Indian Army top brass upset over being kept out of key meet on cantonments


NOVEMBER 9, 2018

Close on the heels of the controversy of opening of all the 62 military cantonments, there is a brewing resentment in the higher echelons of the Indian Army. The men in uniform are said to be upset over what they think as government intrusion in their turf, literally.

The latest trigger is the Ministry of Defence (MoD)-constituted expert panel’s scheduled visit to Pune on Monday. Sources told India Today TV the committee headed by retired IAS officer Sumit Bose will be discussing “significant changes” in decision-making powers regarding control of defence land.

But in an unprecedented move, the Indian Army is not being represented or even consulted on crucial meetings, Army sources have alleged.

Sans Army representation, the meet will have 62 vice-presidents of cantonment boards across the country, mostly, civilians, leaving several Army top brass angry and upset.

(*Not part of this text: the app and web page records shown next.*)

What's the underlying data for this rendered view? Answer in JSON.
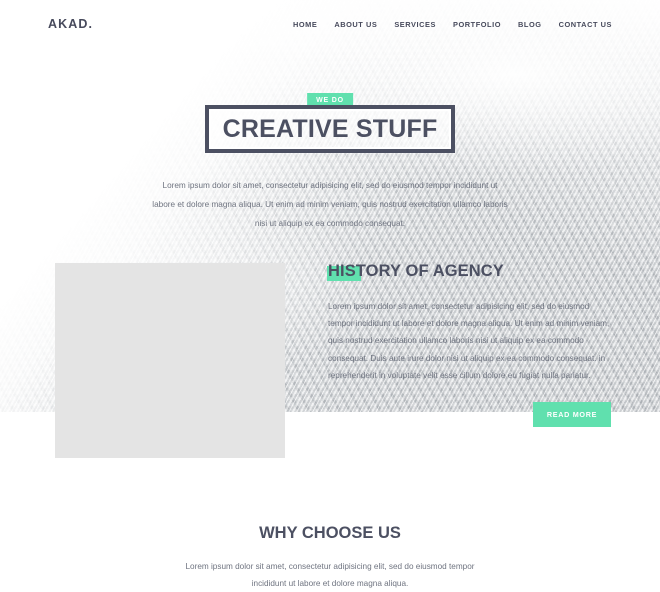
{
  "header": {
    "logo": "AKAD.",
    "nav": [
      {
        "label": "HOME"
      },
      {
        "label": "ABOUT US"
      },
      {
        "label": "SERVICES"
      },
      {
        "label": "PORTFOLIO"
      },
      {
        "label": "BLOG"
      },
      {
        "label": "CONTACT US"
      }
    ]
  },
  "hero": {
    "badge": "WE DO",
    "title": "CREATIVE STUFF",
    "paragraph": "Lorem ipsum dolor sit amet, consectetur adipisicing elit, sed do eiusmod tempor incididunt ut labore et dolore magna aliqua. Ut enim ad minim veniam, quis nostrud exercitation ullamco laboris nisi ut aliquip ex ea commodo consequat."
  },
  "history": {
    "title": "HISTORY OF AGENCY",
    "paragraph": "Lorem ipsum dolor sit amet, consectetur adipisicing elit, sed do eiusmod tempor incididunt ut labore et dolore magna aliqua. Ut enim ad minim veniam, quis nostrud exercitation ullamco laboris nisi ut aliquip ex ea commodo consequat. Duis aute irure dolor nisi ut aliquip ex ea commodo consequat. in reprehenderit in voluptate velit esse cillum dolore eu fugiat nulla pariatur.",
    "read_more": "READ MORE"
  },
  "why": {
    "title": "WHY CHOOSE US",
    "paragraph": "Lorem ipsum dolor sit amet, consectetur adipisicing elit, sed do eiusmod tempor incididunt ut labore et dolore magna aliqua."
  },
  "colors": {
    "accent_green": "#60e0ae",
    "dark_navy": "#4c5062",
    "body_text": "#6f7480",
    "placeholder_gray": "#e4e4e4"
  }
}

“It is very sad. Defence is the backbone of the country. At least Army should have been consulted on the decisions,” Lieutenant General (retired) KS Kamath said.

Sources have alleged that key changes are being made in the Army Cantonment Boards in order to benefit the scam-tainted Directorate General of Defence Estates (DGDE). The body manages defence land worth several lakh crore rupees.

Ironically the MoD under the Congress-led United Progressive Alliance government in 2010 considered disbanding DGDE after several charges of corruption were levelled against it, including the high-profile Adarsh Society scam.

Sources say there is apprehension that over riding powers are being given to the DGDE in the name of “modernization and democratization” of the governance structure of Cantonment Boards.

Major General PK Sehgal says that there are crucial decisions regarding safety and security of the cantonments and these decisions cannot be taken without taking the Army on board.

While the defence ministry owns the land, the DGDE manages it, but the user, the Indian Army, sources say should have a say, but they are not. Only one Lieutenant General (retired) Amit Sharma is on board, representing the army point of view. “There is no serving personnel,” said an officer.

A senior serving Army officer on condition of anonymity said, “While the raksha mantri [defence minister] has left it to the expert panel to decide, she seems to have given overriding powers to a civilian body over the armed forces.”

Sources say that the board will discuss whether more powers can be delegated to vice-presidents of cantonment boards. Another bone of contention is whether some more powers of boards can be statutorily given to civil area committees.

Sources say any change in the Cantonment Act can only be brought about by Parliament but tweaking the powers of the richest land board of the country could fuel further corruption.

An officer said, “A few officers along with defence estate officials have been hand in glove on corruption in several cantonments. A dozen corruption cases have been booked by the CBI. State police hint that ‘defence land’ is a potential gold mine when it comes to making money.”

There are various categories of defence land. A1 land that is in the active occupation of the military forces is safe from occupation. It is the ones A2, B1 and B2 that are vulnerable to encroachments. But it is category C land which is held by cantonment boards for municipal or public purposes, which is now under scrutiny.

One key decision under consideration will be reviewing the existing floor space index (FSI) across cantonments. Multi-floor residential complexes may be the need of the hour but it also needs to be vetted to avoid any possible corruption.

Mutation of old grant properties is another issue that has to be sorted. These under British rule were on a 99-year-old lease; most of these have come to an end during the last leg of the Modi government.

Sources, however say, the intention of the government has to be made clear. Any key decision will have huge ramification on the morale of the forces.

MoD is till to respond to queries sent by India Today TV.

Courtesy: India Today